    In the Glass

    When planted on cool sites, Chardonnay flavors tend towards grapefruit, lemon zest, green apple, celery leaf and wet flint, while warmer locations coax out richer, more tropical flavors of melon, peach and pineapple. Oak can add notes of vanilla, coconut and spice, while malolactic fermentation imparts a soft and creamy texture.

    Perfect Pairings

    Chardonnay is as versatile at the table as it is in the vineyard. The crisp, clean, Chablis-like styles go well with flaky white fish with herbs, scallops, turkey breast and soft cheeses. Richer Chardonnays marry well with lobster, crab, salmon, roasted chicken and creamy sauces.

    Sommelier Secret

    Since the 1990s, big, oaky, buttery Chardonnays from California have enjoyed explosive popularity. More recently, the pendulum has begun to swing in the opposite direction, towards a clean, crisp style that rarely utilizes new oak. In Burgundy, the subregion of Chablis, while typically employing the use of older oak barrels, produces a similar bright and acid-driven style.
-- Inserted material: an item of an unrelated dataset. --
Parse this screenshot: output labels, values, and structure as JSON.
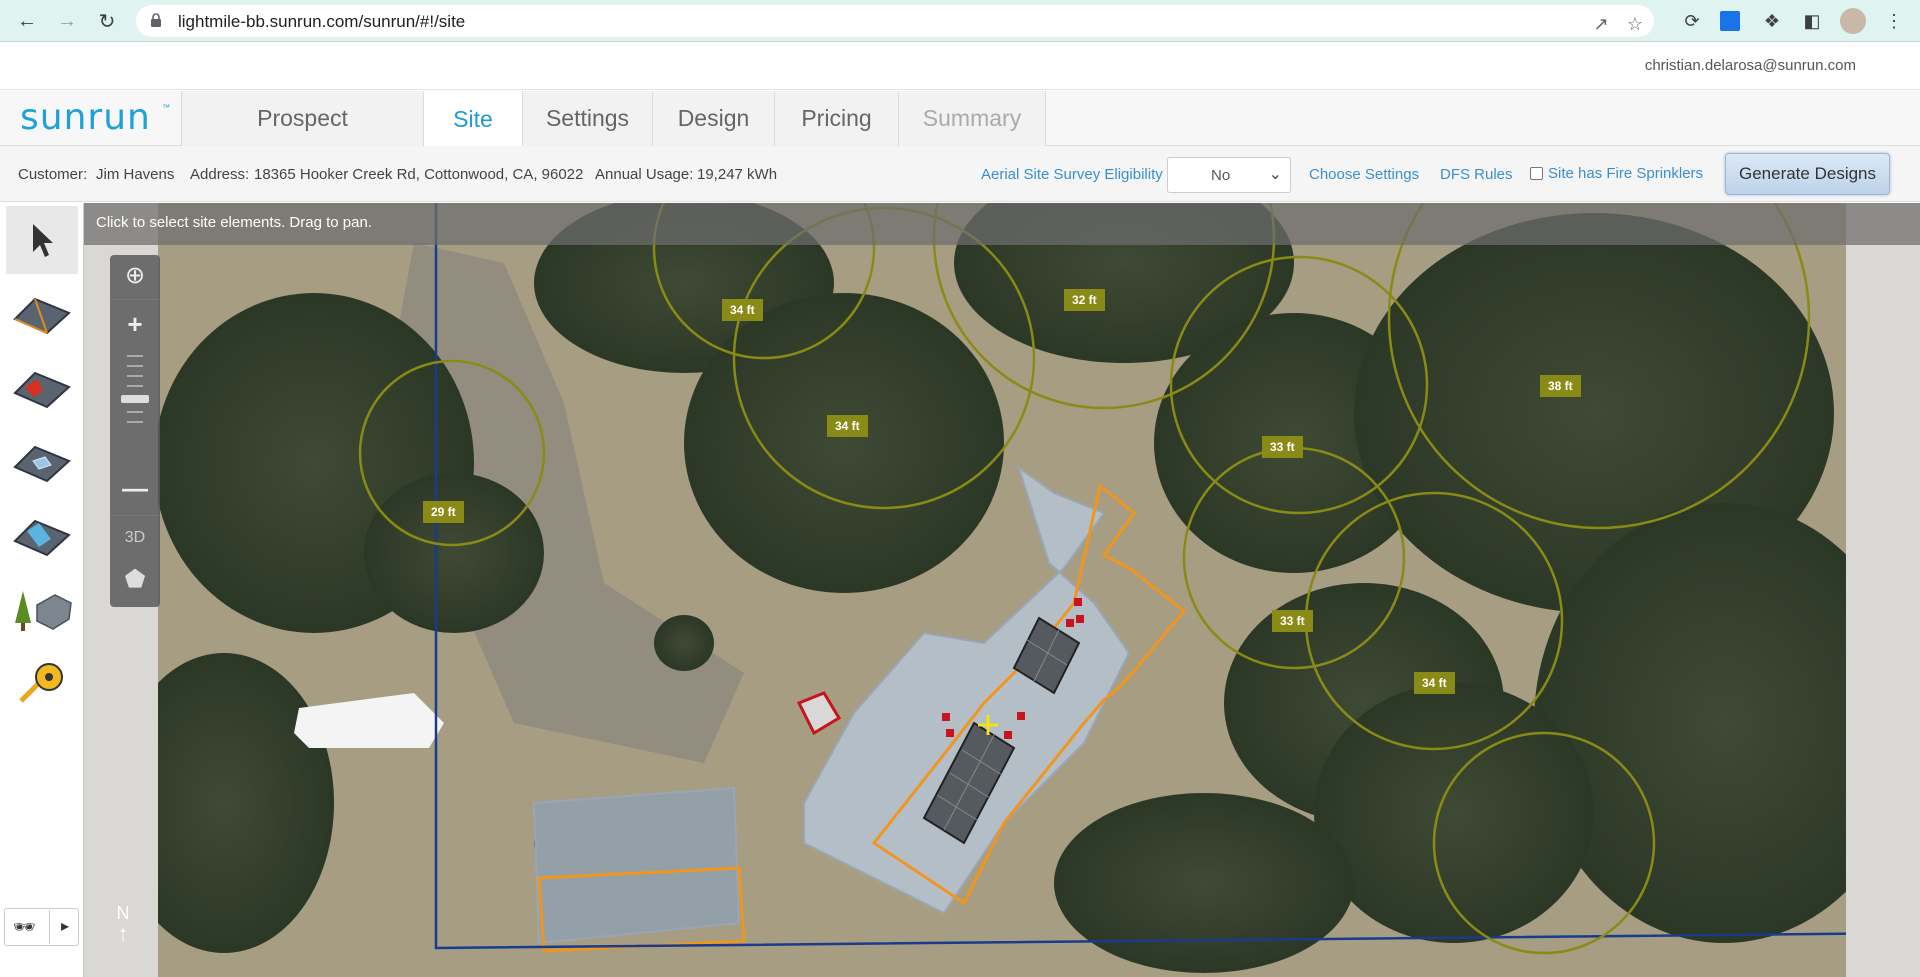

Anyone who doesn't like oaky Chardonnay would likely enjoy its lighter style.

    SOU337329_2011 Item# 133205